The availability of home equity is also important for homeowners who may be unable to make mortgage payments. Positive equity gives them the option to sell their home rather than face a foreclosure or a short sale.

There was an initial spike in early delinquencies, which peaked at 4.2 percent in April 2020 but are now lower than prior to the pandemic - 1.5 percent in February 2021. Serious delinquencies (90 or more days past due) have also been declining since their August peak, also at 4.2 percent peak, and had fallen to 3.7 percent by February. New delinquencies are also lower than they were prior to the pandemic. There are still more than 2 million borrowers in forbearance, however, and nearly half of them are at least 180 days past due in their payments.  

A typical homeowner in forbearance appears to have sizeable equity in their home, with median equity just over $100,000 and loan to value ratio at about 61 percent. Homeowners who bought their homes prior to 2012 represent about 42 percent of those in forbearance with an estimated equity excluding the missed mortgages near $100,000. Forty-three percent of forborne homeowners purchased between 2013 and 2018 and typically have more than $87,000 in equity after accounting for missed payments. Even the newest owners - those who purchased their home in 2019 or later and represent 15 percent of those in forbearance - have notable equity gains averaging over $65,000 for a typical borrower. Generally, a typical homeowner in forbearance could cover the costs of selling a home and still have some equity left over.

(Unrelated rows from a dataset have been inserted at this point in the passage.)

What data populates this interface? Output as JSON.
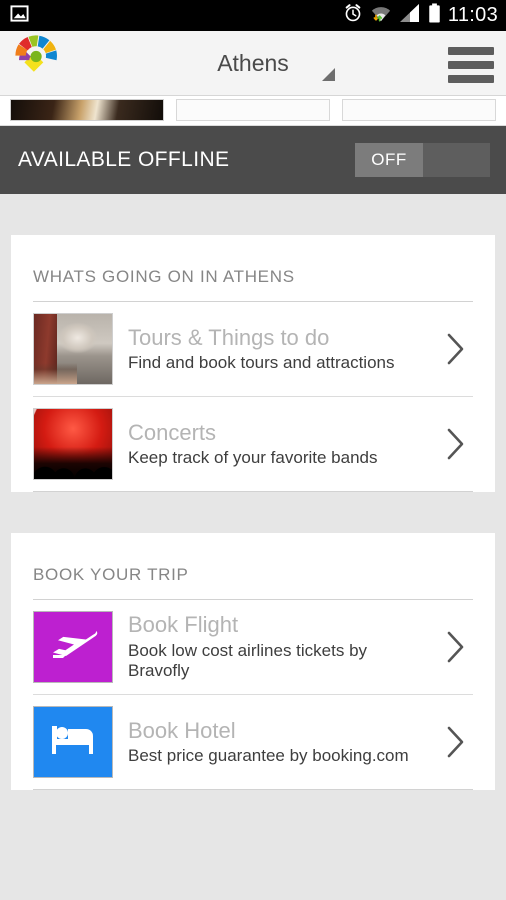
{
  "status_bar": {
    "time": "11:03",
    "icons": {
      "left": "image-icon",
      "alarm": "alarm-clock-icon",
      "wifi": "wifi-data-icon",
      "signal": "signal-bars-icon",
      "battery": "battery-full-icon"
    }
  },
  "app_bar": {
    "logo": "app-logo-pin-icon",
    "title": "Athens",
    "dropdown": "dropdown-caret-icon",
    "menu": "hamburger-menu-icon"
  },
  "offline": {
    "label": "AVAILABLE OFFLINE",
    "toggle_state": "OFF"
  },
  "sections": [
    {
      "title": "WHATS GOING ON IN ATHENS",
      "rows": [
        {
          "heading": "Tours & Things to do",
          "subtitle": "Find and book tours and attractions",
          "thumb": "tours-photo-thumbnail",
          "chevron": "chevron-right-icon"
        },
        {
          "heading": "Concerts",
          "subtitle": "Keep track of your favorite bands",
          "thumb": "concert-photo-thumbnail",
          "chevron": "chevron-right-icon"
        }
      ]
    },
    {
      "title": "BOOK YOUR TRIP",
      "rows": [
        {
          "heading": "Book Flight",
          "subtitle": "Book low cost airlines tickets by Bravofly",
          "thumb": "airplane-icon",
          "chevron": "chevron-right-icon"
        },
        {
          "heading": "Book Hotel",
          "subtitle": "Best price guarantee by booking.com",
          "thumb": "bed-icon",
          "chevron": "chevron-right-icon"
        }
      ]
    }
  ],
  "colors": {
    "page_background": "#e6e6e6",
    "app_bar": "#f4f4f4",
    "offline_bar": "#4b4b4b",
    "flight_tile": "#bd20d0",
    "hotel_tile": "#2088f0",
    "heading_text": "#b4b4b4",
    "subtitle_text": "#3e3e3e"
  }
}
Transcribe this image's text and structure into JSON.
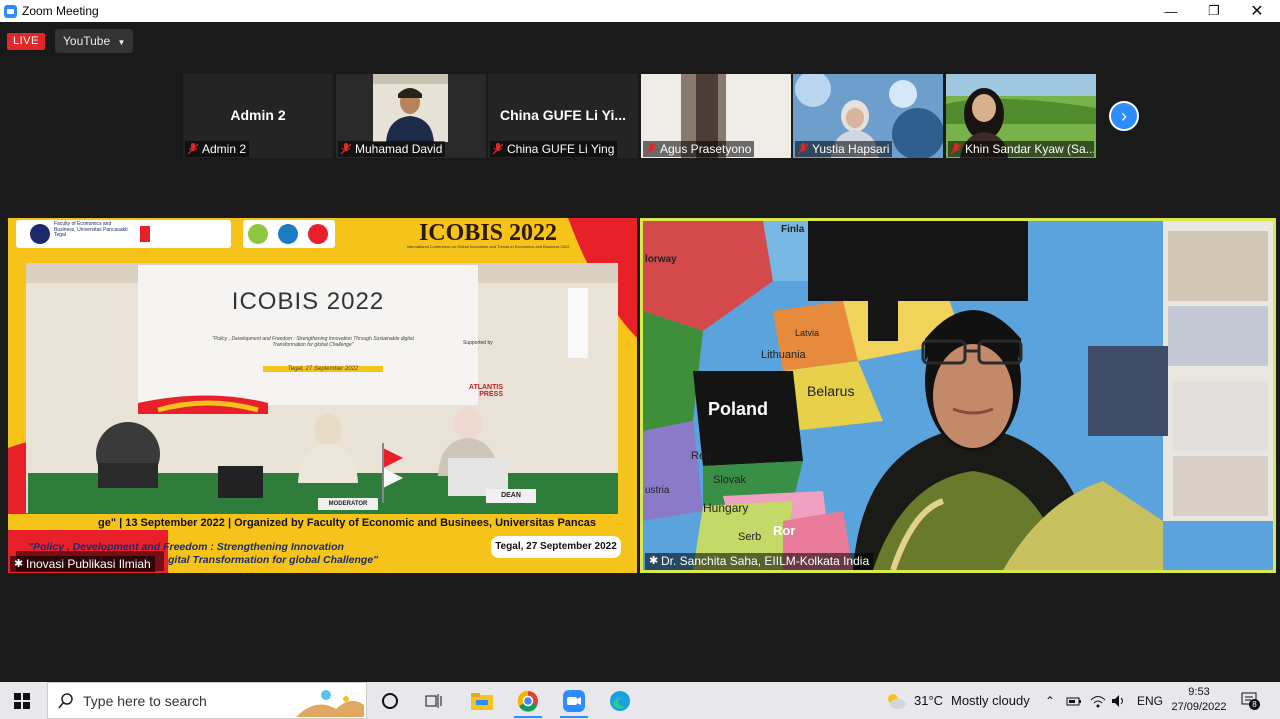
{
  "window": {
    "title": "Zoom Meeting"
  },
  "toolbar": {
    "live_label": "LIVE",
    "stream_label": "YouTube"
  },
  "participants": [
    {
      "big_label": "Admin 2",
      "name": "Admin 2"
    },
    {
      "big_label": "",
      "name": "Muhamad David"
    },
    {
      "big_label": "China GUFE Li Yi...",
      "name": "China GUFE Li Ying"
    },
    {
      "big_label": "",
      "name": "Agus Prasetyono"
    },
    {
      "big_label": "",
      "name": "Yustia Hapsari"
    },
    {
      "big_label": "",
      "name": "Khin Sandar Kyaw (Sa..."
    }
  ],
  "main_videos": {
    "left": {
      "name": "Inovasi Publikasi Ilmiah",
      "event_title": "ICOBIS 2022",
      "event_sub": "International Conference on Global Innovation and Trends in Economics and Business 2022",
      "banner_title": "ICOBIS 2022",
      "banner_theme": "\"Policy , Development and Freedom : Strengthening Innovation Through Sustainable digital Transformation for global Challenge\"",
      "banner_date": "Tegal, 27 September 2022",
      "supported": "Supported by",
      "sponsor": "ATLANTIS PRESS",
      "moderator_sign": "MODERATOR",
      "dean_sign": "DEAN",
      "ticker": "ge\" | 13 September 2022 | Organized by Faculty of Economic and Businees, Universitas Pancas",
      "footer_theme_1": "\"Policy , Development and Freedom : Strengthening Innovation",
      "footer_theme_2": "gital Transformation for global Challenge\"",
      "footer_date": "Tegal, 27 September 2022",
      "faculty_logo": "Faculty of Economics and Business, Universitas Pancasakti Tegal"
    },
    "right": {
      "name": "Dr. Sanchita Saha, EIILM-Kolkata India",
      "map_labels": [
        "Finla",
        "lorway",
        "Latvia",
        "Lithuania",
        "Belarus",
        "Poland",
        "Rep",
        "Slovak",
        "Hungary",
        "Serb",
        "Ror",
        "ustria"
      ]
    }
  },
  "taskbar": {
    "search_placeholder": "Type here to search",
    "weather_temp": "31°C",
    "weather_desc": "Mostly cloudy",
    "language": "ENG",
    "time": "9:53",
    "date": "27/09/2022",
    "notification_count": "8"
  },
  "colors": {
    "accent": "#2d8cff",
    "live_red": "#e02828",
    "active_border": "#d9e84b",
    "banner_yellow": "#f6c31b",
    "banner_red": "#e8202a"
  }
}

Of course, the original down payment amount makes a difference in equity accumulation. Homebuyers who purchased their homes with FHA or VA loans, which require lower down payments, take longer to acquire sufficient equity to provide a financial buffer in times of hardship. 

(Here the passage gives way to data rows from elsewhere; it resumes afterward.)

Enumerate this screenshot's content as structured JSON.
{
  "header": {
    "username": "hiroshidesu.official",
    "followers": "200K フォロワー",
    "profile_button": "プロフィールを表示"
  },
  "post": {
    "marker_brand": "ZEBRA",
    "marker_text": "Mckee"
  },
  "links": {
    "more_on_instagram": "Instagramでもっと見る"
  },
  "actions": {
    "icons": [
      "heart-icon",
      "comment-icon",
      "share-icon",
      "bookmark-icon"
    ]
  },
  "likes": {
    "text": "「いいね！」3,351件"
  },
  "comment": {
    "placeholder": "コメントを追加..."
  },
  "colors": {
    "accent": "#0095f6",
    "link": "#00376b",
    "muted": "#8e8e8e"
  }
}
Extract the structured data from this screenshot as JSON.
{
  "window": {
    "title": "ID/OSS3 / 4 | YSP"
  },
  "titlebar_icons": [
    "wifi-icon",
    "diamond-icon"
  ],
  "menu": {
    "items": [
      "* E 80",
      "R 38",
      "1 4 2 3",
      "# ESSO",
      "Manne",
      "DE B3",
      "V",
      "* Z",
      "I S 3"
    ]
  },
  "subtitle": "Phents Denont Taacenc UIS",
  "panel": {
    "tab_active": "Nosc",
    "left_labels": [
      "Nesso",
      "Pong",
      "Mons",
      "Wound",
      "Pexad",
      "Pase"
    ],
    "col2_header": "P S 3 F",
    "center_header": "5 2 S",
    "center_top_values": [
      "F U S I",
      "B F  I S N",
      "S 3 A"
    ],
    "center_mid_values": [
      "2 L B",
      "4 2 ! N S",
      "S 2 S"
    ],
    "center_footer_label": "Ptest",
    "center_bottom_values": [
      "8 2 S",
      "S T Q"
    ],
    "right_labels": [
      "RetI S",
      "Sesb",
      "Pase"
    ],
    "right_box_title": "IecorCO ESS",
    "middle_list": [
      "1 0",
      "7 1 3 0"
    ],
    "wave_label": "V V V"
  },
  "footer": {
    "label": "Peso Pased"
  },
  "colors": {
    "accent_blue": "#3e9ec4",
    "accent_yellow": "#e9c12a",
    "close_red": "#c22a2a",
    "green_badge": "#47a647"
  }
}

CoreLogic looked at the distribution of equity within each of the categories in Figure 2 and summarizes, in Figure 3, the available equity for those in the fifth, 25th, and 75th percentile of the equity distribution. The borrowers in the lowest equity group, the fifth percentile, are most vulnerable to losing their homes since they have the least accumulated equity. For FHA/VA borrowers, home equity in the lowest percentile ranges between about $3,000 to about $19,000, while for GSE borrowers, equity in the lowest percentile is between $13,000 and $23,000.


The authors note that those with longest current ownership, and in the lowest percentile, have less equity than newer owners. These are likely borrowers who purchased at the peak of home price growth before the Great Recession and have yet to gain equity. CoreLogic, using a different definition of negative equity, puts the number of underwater homeowners at 1.5 million (2.8 percent). Among borrowers in forbearance, 2.9 percent are still in negative equity, about 58,000 loans.

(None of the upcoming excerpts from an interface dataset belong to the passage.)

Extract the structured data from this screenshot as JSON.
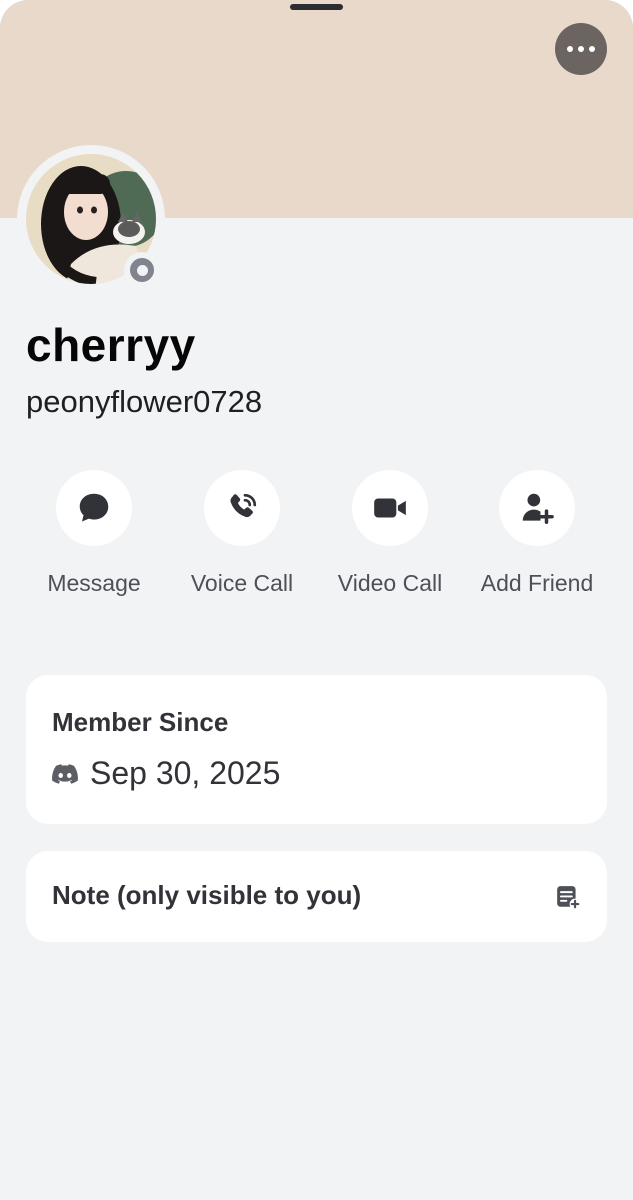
{
  "profile": {
    "display_name": "cherryy",
    "username": "peonyflower0728",
    "status": "offline",
    "banner_color": "#e8d9ca"
  },
  "actions": [
    {
      "label": "Message",
      "icon": "chat-bubble-icon"
    },
    {
      "label": "Voice Call",
      "icon": "phone-icon"
    },
    {
      "label": "Video Call",
      "icon": "video-camera-icon"
    },
    {
      "label": "Add Friend",
      "icon": "add-friend-icon"
    }
  ],
  "member_since": {
    "title": "Member Since",
    "date": "Sep 30, 2025",
    "icon": "discord-logo-icon"
  },
  "note": {
    "title": "Note (only visible to you)",
    "icon": "note-add-icon"
  },
  "header": {
    "more_icon": "more-options-icon"
  }
}
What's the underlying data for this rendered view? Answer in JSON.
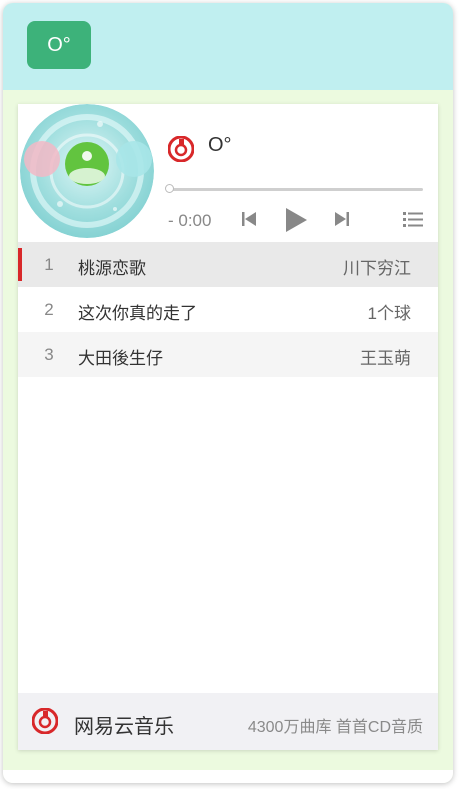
{
  "header": {
    "avatar_text": "O°",
    "background": "#c0eff0",
    "button_color": "#3db27a"
  },
  "player": {
    "song_title": "O°",
    "time": "- 0:00",
    "progress": 0,
    "controls": [
      "prev-icon",
      "play-icon",
      "next-icon",
      "playlist-icon"
    ]
  },
  "playlist": [
    {
      "num": "1",
      "name": "桃源恋歌",
      "artist": "川下穷江"
    },
    {
      "num": "2",
      "name": "这次你真的走了",
      "artist": "1个球"
    },
    {
      "num": "3",
      "name": "大田後生仔",
      "artist": "王玉萌"
    }
  ],
  "footer": {
    "brand": "网易云音乐",
    "slogan": "4300万曲库 首首CD音质"
  },
  "colors": {
    "accent": "#d8282a",
    "card_bg": "#ecfadf"
  }
}
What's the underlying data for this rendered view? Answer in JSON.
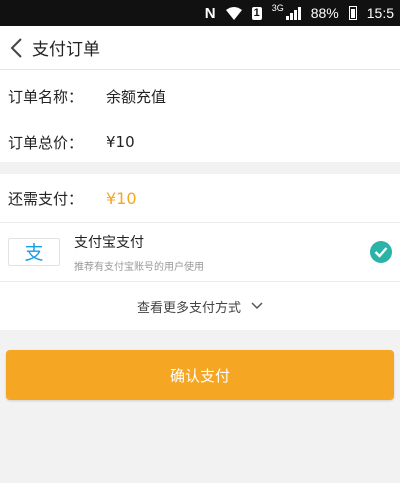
{
  "status_bar": {
    "carrier_icon": "N",
    "sim_badge": "1",
    "network": "3G",
    "battery_pct": "88%",
    "time": "15:5"
  },
  "header": {
    "back_icon": "chevron-left-icon",
    "title": "支付订单"
  },
  "order": {
    "name_label": "订单名称：",
    "name_value": "余额充值",
    "total_label": "订单总价：",
    "total_value": "¥10"
  },
  "payment_due": {
    "label": "还需支付：",
    "value": "¥10",
    "accent_color": "#f5a623"
  },
  "payment_method": {
    "icon": "alipay-logo-icon",
    "logo_char": "支",
    "name": "支付宝支付",
    "subtitle": "推荐有支付宝账号的用户使用",
    "selected": true,
    "check_color": "#2bb3a7"
  },
  "more_methods": {
    "label": "查看更多支付方式",
    "icon": "chevron-down-icon"
  },
  "confirm": {
    "label": "确认支付",
    "color": "#f5a623"
  }
}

Even borrowers with the least amount of equity would still have about $3,000 left after paying off the missed payments while those in the 25th or higher range of the distribution would have notable financial buffers. Lastly, when the costs of selling a home - which are approximated at about 10 percent of the home price - are taken into consideration, a separate CoreLogic analysis showed that 4 percent of borrowers with a mortgage nationally have less than 10 percent in home equity.

While the COVID-19 pandemic has wreaked havoc on many lives, the housing market conditions which followed drove acceleration in home prices and ensured existing homeowners a notable boost in their home equity; an average increase of $26,000 in 2020 and a total average equity of over $200,000 at the end of last year.

The authors conclude that the accumulation of equity is critically important as homeowners decide on their post-forbearance options. "Still, as our analysis has shown, most homeowners in forbearance will be able to tap into their equity and sell their home rather than lose it through a foreclosure. In the end, the wave of foreclosures resembling that of the 2008-2013 period seem to be an unlikely outcome of the COVID-19 pandemic recession" they say.